* [What you need to do]: Every line with the string "icon" should be copied from the data.

——————

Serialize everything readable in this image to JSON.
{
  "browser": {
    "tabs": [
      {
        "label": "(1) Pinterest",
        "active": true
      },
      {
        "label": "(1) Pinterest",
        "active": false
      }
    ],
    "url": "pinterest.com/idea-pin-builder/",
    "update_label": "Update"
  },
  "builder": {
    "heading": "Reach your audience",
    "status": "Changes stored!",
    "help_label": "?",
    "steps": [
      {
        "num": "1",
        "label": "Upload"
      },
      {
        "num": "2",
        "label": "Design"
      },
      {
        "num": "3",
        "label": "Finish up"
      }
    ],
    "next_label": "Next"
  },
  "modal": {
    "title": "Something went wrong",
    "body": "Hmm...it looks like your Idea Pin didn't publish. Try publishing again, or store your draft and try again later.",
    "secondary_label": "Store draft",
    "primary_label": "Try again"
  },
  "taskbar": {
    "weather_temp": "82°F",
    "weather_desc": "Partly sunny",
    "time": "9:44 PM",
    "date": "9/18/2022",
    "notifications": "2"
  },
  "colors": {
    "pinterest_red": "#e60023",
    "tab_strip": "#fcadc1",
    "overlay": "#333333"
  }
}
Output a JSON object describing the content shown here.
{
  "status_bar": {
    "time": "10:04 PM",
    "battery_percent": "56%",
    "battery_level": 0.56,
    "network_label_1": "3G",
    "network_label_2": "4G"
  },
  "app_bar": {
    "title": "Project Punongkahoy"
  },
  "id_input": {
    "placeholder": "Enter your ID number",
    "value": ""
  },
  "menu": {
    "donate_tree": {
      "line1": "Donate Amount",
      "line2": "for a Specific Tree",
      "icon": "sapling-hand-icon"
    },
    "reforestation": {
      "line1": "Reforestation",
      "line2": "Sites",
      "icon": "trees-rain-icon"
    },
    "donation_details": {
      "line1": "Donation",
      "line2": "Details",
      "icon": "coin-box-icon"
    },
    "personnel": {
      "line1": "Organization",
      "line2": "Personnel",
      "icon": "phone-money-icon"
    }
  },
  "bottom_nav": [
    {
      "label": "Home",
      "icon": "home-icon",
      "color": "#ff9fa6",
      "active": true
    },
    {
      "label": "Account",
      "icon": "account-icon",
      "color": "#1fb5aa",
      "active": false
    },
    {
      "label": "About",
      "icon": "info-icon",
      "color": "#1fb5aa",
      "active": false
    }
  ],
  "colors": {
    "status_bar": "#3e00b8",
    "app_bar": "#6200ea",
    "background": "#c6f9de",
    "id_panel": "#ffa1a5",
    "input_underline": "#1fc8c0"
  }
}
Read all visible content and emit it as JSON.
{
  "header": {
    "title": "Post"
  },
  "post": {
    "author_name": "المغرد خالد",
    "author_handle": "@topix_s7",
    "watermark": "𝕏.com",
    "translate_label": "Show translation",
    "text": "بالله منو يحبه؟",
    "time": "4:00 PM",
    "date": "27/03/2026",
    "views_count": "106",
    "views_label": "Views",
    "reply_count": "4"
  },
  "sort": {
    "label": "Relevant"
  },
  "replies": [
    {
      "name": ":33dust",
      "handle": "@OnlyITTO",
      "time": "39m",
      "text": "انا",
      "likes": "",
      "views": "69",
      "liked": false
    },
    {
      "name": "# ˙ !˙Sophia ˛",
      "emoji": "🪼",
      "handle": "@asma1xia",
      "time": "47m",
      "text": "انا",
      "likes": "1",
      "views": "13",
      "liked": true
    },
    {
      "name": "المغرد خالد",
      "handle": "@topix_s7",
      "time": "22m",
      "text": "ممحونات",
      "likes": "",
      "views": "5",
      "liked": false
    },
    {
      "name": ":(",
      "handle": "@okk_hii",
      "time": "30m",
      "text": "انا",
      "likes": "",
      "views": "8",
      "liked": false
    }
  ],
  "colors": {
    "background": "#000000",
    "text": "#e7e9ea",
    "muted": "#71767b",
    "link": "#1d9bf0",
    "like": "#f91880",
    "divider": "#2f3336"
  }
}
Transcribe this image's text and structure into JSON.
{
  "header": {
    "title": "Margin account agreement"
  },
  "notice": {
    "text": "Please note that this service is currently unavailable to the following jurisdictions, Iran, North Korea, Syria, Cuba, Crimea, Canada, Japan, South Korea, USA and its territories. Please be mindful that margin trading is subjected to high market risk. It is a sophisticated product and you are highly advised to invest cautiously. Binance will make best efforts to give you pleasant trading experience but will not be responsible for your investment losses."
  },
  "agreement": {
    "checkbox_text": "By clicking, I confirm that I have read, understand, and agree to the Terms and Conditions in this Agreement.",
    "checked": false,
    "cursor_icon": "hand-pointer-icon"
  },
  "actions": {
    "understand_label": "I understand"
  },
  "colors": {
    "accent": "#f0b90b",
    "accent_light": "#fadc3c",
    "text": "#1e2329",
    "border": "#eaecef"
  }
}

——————

* [Response to the exercise]:
      "icon": "sapling-hand-icon"
      "icon": "trees-rain-icon"
      "icon": "coin-box-icon"
      "icon": "phone-money-icon"
      "icon": "home-icon",
      "icon": "account-icon",
      "icon": "info-icon",
    "cursor_icon": "hand-pointer-icon"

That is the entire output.